The customary “left/right” political divide in the American sense has little to do with contemporary Germany, where parties from all across the ostensible political spectrum excoriate free markets and chat up the supposedly “protective” powers of the state. In case any further evidence was needed for this proposition, consider the speech given by German President Horst Köhler on Monday to the German Trade Union Association (DGB). (For some earlier evidence, see here.)
The occasion was the 60th anniversary of the founding of the DGB. Dismissing the decisions taken at the recent G-20 meeting in Pittsburgh as inadequate, Köhler described financial markets as a “monster” that needs “taming” and he chastised bankers and traders for what he implied was their personal responsibility for the economic crisis:

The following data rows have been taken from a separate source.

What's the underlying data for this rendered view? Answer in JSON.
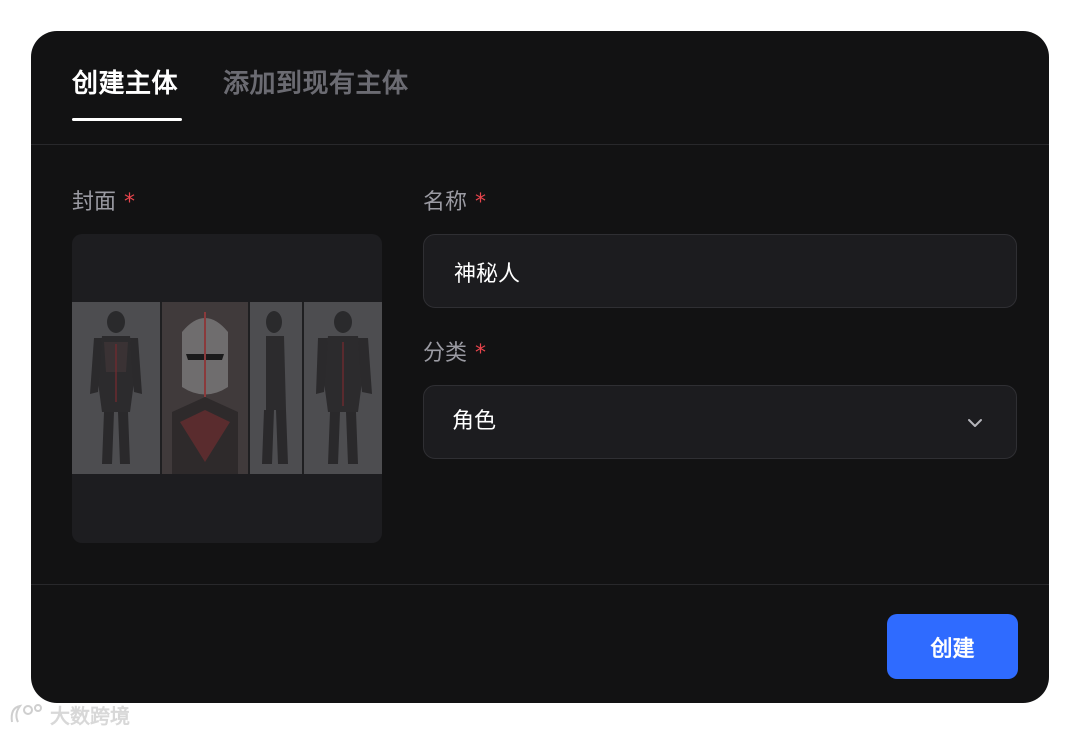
{
  "tabs": [
    {
      "label": "创建主体",
      "active": true
    },
    {
      "label": "添加到现有主体",
      "active": false
    }
  ],
  "form": {
    "cover_label": "封面",
    "name_label": "名称",
    "name_value": "神秘人",
    "category_label": "分类",
    "category_value": "角色",
    "required_mark": "*"
  },
  "cover_image": {
    "alt": "armor character reference sheet",
    "panels": [
      "front-view",
      "head-closeup",
      "side-view",
      "back-view"
    ]
  },
  "actions": {
    "create_label": "创建"
  },
  "watermark": {
    "text": "大数跨境"
  },
  "colors": {
    "accent": "#2f6bff",
    "required": "#e8444c",
    "background": "#121213"
  }
}
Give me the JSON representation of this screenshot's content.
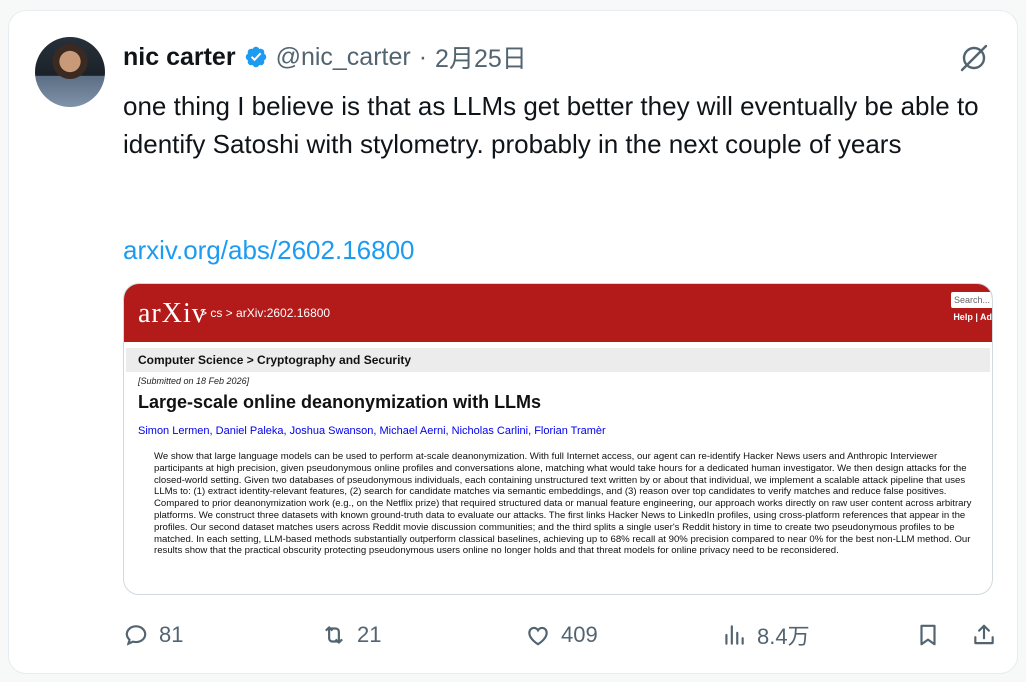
{
  "tweet": {
    "author_name": "nic carter",
    "handle": "@nic_carter",
    "separator": "·",
    "date": "2月25日",
    "text": "one thing I believe is that as LLMs get better they will eventually be able to identify Satoshi with stylometry. probably in the next couple of years",
    "link": "arxiv.org/abs/2602.16800"
  },
  "embed": {
    "logo": "arXiv",
    "breadcrumb": "> cs > arXiv:2602.16800",
    "search_placeholder": "Search...",
    "help_label": "Help | Ad",
    "subject": "Computer Science > Cryptography and Security",
    "submitted": "[Submitted on 18 Feb 2026]",
    "title": "Large-scale online deanonymization with LLMs",
    "authors": "Simon Lermen, Daniel Paleka, Joshua Swanson, Michael Aerni, Nicholas Carlini, Florian Tramèr",
    "abstract": "We show that large language models can be used to perform at-scale deanonymization. With full Internet access, our agent can re-identify Hacker News users and Anthropic Interviewer participants at high precision, given pseudonymous online profiles and conversations alone, matching what would take hours for a dedicated human investigator. We then design attacks for the closed-world setting. Given two databases of pseudonymous individuals, each containing unstructured text written by or about that individual, we implement a scalable attack pipeline that uses LLMs to: (1) extract identity-relevant features, (2) search for candidate matches via semantic embeddings, and (3) reason over top candidates to verify matches and reduce false positives. Compared to prior deanonymization work (e.g., on the Netflix prize) that required structured data or manual feature engineering, our approach works directly on raw user content across arbitrary platforms. We construct three datasets with known ground-truth data to evaluate our attacks. The first links Hacker News to LinkedIn profiles, using cross-platform references that appear in the profiles. Our second dataset matches users across Reddit movie discussion communities; and the third splits a single user's Reddit history in time to create two pseudonymous profiles to be matched. In each setting, LLM-based methods substantially outperform classical baselines, achieving up to 68% recall at 90% precision compared to near 0% for the best non-LLM method. Our results show that the practical obscurity protecting pseudonymous users online no longer holds and that threat models for online privacy need to be reconsidered."
  },
  "actions": {
    "replies": "81",
    "retweets": "21",
    "likes": "409",
    "views": "8.4万"
  },
  "colors": {
    "link": "#1d9bf0",
    "verified": "#1d9bf0",
    "arxiv_red": "#b31b1b",
    "muted": "#536471"
  }
}
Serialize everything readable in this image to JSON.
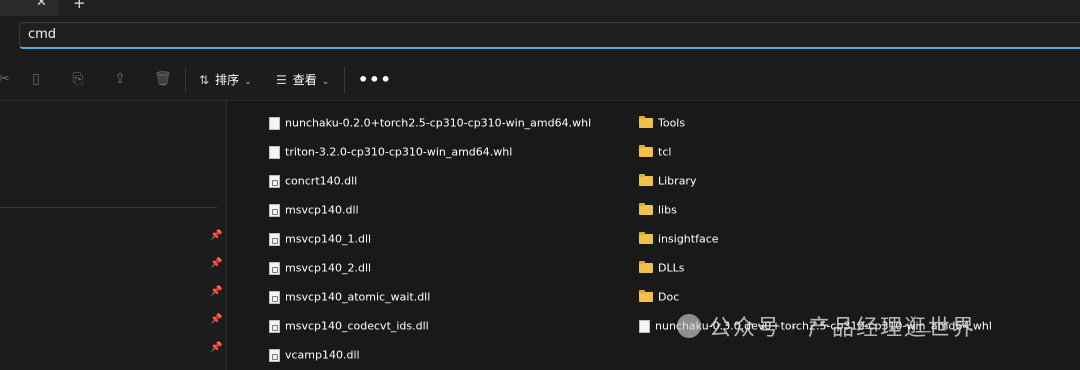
{
  "address_bar": {
    "value": "cmd"
  },
  "toolbar": {
    "sort_label": "排序",
    "view_label": "查看",
    "more_label": "•••"
  },
  "files_column1": [
    {
      "name": "nunchaku-0.2.0+torch2.5-cp310-cp310-win_amd64.whl",
      "type": "file"
    },
    {
      "name": "triton-3.2.0-cp310-cp310-win_amd64.whl",
      "type": "file"
    },
    {
      "name": "concrt140.dll",
      "type": "dll"
    },
    {
      "name": "msvcp140.dll",
      "type": "dll"
    },
    {
      "name": "msvcp140_1.dll",
      "type": "dll"
    },
    {
      "name": "msvcp140_2.dll",
      "type": "dll"
    },
    {
      "name": "msvcp140_atomic_wait.dll",
      "type": "dll"
    },
    {
      "name": "msvcp140_codecvt_ids.dll",
      "type": "dll"
    },
    {
      "name": "vcamp140.dll",
      "type": "dll"
    }
  ],
  "files_column2": [
    {
      "name": "Tools",
      "type": "folder"
    },
    {
      "name": "tcl",
      "type": "folder"
    },
    {
      "name": "Library",
      "type": "folder"
    },
    {
      "name": "libs",
      "type": "folder"
    },
    {
      "name": "insightface",
      "type": "folder"
    },
    {
      "name": "DLLs",
      "type": "folder"
    },
    {
      "name": "Doc",
      "type": "folder"
    },
    {
      "name": "nunchaku-0.3.0.dev0+torch2.5-cp310-cp310-win_amd64.whl",
      "type": "file"
    }
  ],
  "watermark": {
    "text": "公众号 · 产品经理逛世界"
  },
  "colors": {
    "accent": "#5aa8dc",
    "folder": "#f0c24c",
    "background": "#191919"
  }
}
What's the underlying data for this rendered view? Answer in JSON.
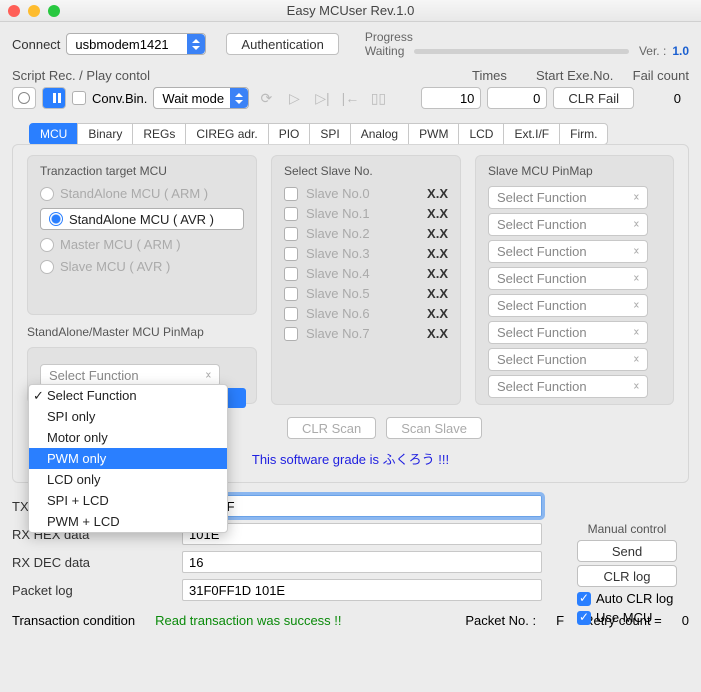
{
  "window": {
    "title": "Easy MCUser Rev.1.0"
  },
  "header": {
    "connect_label": "Connect",
    "port": "usbmodem1421",
    "auth_label": "Authentication",
    "progress_label": "Progress",
    "status": "Waiting",
    "ver_label": "Ver. :",
    "ver": "1.0"
  },
  "rec": {
    "title": "Script Rec. / Play contol",
    "convbin": "Conv.Bin.",
    "mode": "Wait mode",
    "times_label": "Times",
    "times": "10",
    "start_label": "Start Exe.No.",
    "start": "0",
    "clr_label": "CLR Fail",
    "fail_label": "Fail count",
    "fail": "0"
  },
  "tabs": [
    "MCU",
    "Binary",
    "REGs",
    "CIREG adr.",
    "PIO",
    "SPI",
    "Analog",
    "PWM",
    "LCD",
    "Ext.I/F",
    "Firm."
  ],
  "mcu": {
    "target_title": "Tranzaction target MCU",
    "targets": [
      "StandAlone MCU ( ARM )",
      "StandAlone MCU ( AVR )",
      "Master MCU ( ARM )",
      "Slave MCU ( AVR )"
    ],
    "selected_target": 1,
    "pinmap_title": "StandAlone/Master MCU PinMap",
    "pinmap_sel": "Select Function",
    "dropdown": [
      "Select Function",
      "SPI only",
      "Motor only",
      "PWM only",
      "LCD only",
      "SPI + LCD",
      "PWM + LCD"
    ],
    "dropdown_checked": 0,
    "dropdown_hl": 3,
    "slave_title": "Select Slave No.",
    "slaves": [
      {
        "label": "Slave No.0",
        "v": "X.X"
      },
      {
        "label": "Slave No.1",
        "v": "X.X"
      },
      {
        "label": "Slave No.2",
        "v": "X.X"
      },
      {
        "label": "Slave No.3",
        "v": "X.X"
      },
      {
        "label": "Slave No.4",
        "v": "X.X"
      },
      {
        "label": "Slave No.5",
        "v": "X.X"
      },
      {
        "label": "Slave No.6",
        "v": "X.X"
      },
      {
        "label": "Slave No.7",
        "v": "X.X"
      }
    ],
    "slavemap_title": "Slave MCU PinMap",
    "slavemap_sel": "Select Function",
    "clr_scan": "CLR Scan",
    "scan_slave": "Scan Slave",
    "grade": "This software grade is ふくろう !!!"
  },
  "data": {
    "txhex_label": "TX HEX data",
    "txhex": "31F0FF",
    "rxhex_label": "RX HEX data",
    "rxhex": "101E",
    "rxdec_label": "RX DEC data",
    "rxdec": "16",
    "pkt_label": "Packet log",
    "pkt": "31F0FF1D 101E"
  },
  "manual": {
    "title": "Manual control",
    "send": "Send",
    "clr": "CLR log",
    "auto": "Auto CLR log",
    "use": "Use MCU"
  },
  "bottom": {
    "cond_label": "Transaction condition",
    "cond": "Read transaction was success !!",
    "pktno_label": "Packet No. :",
    "pktno": "F",
    "retry_label": "Retry count  =",
    "retry": "0"
  }
}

In fact, in the financial markets we can observe yet again a déjà-vu [sic.] with shell-games in shadow-banking, with opaque derivative transactions and speculation in raw materials markets — and all of this on orders of magnitude that are completely unimaginable. Yes, what I see is that the monster is not yet on the way to being tamed. Above all, I do not yet notice any more profound self-reflection on the part of global financial actors: this is to say, a reflection on the crisis in their own houses, on the crisis of values in their own thought and action. It seems that the branch has left the public authorities in the cold.
In a May 2008 interview with the German weekly Stern, Köhler had already described international financial markets as a “monster” that had to be “shown its place.” The German president’s own website presently features his DGB speech under the title “The Untamed Monster” [Das ungezähmte Monster].
Köhler is a long-time member of Angela Merkel’s Christian Democratic Union (CDU). (In keeping with the “non-partisan” character of the German presidency, his party membership is suspended during his term as president.) His speech to the DGB was repeatedly interrupted by applause.
The audience included not only trade union officials, but also leading representatives of all Germany’s main political parties: from Angela Merkel to outgoing Social Democratic Party chair Franz Müntefering to Jürgen Trittin, the new co-leader of the Green Party parliamentary group, to Left Party superstar Gregor Gysi. A former member of the East German Communist Party or “SED” and the first chair of its “post-Communist” successor party, the SED-PDS, Gysi is currently the co-leader of the Left Party group in the Bundestag. Even Guido Westerwelle was there. Westerwelle is the chair of the ostensibly free market-oriented Free Democratic Party, which will soon join Merkel’s Christian Democrats in a new coalition government.
“Can the nations of the world simply depend on market actors to have the necessary consideration for the common good and for sustainable economic activity?” Köhler asked. “No,” he answered, “the nations cannot. The crisis has shown that in economic life and finance, an energetic regulatory policy [Ordnungspolitik] on the part of the state and international agencies is indispensable.” Praising the role of the trade unions in the German economy, the “conservative” Köhler went on to propose “a genuine participation of workers in productive capital and profits.”
Köhler’s speech was preceded by a performance of the “Canto General” by the Chilean Communist poet Pablo Neruda as set to music by the Greek Communist composer Mikis Theodorakis. In November 2003, Theodorakis sparked controversy by describing Jews as “the root of evil.” One year later, he explained to the Israeli daily Haaretz that the Jews “hold world finance in their hands.”
“Ladies and gentlemen, I don’t know about you,” Köhler said with a smile before beginning his speech to the DGB, “but Neruda and Theodorakis — they really get one going [die mobilisieren, ganz eindeutig].”
(Complete video of Horst Köhler’s speech is available here.)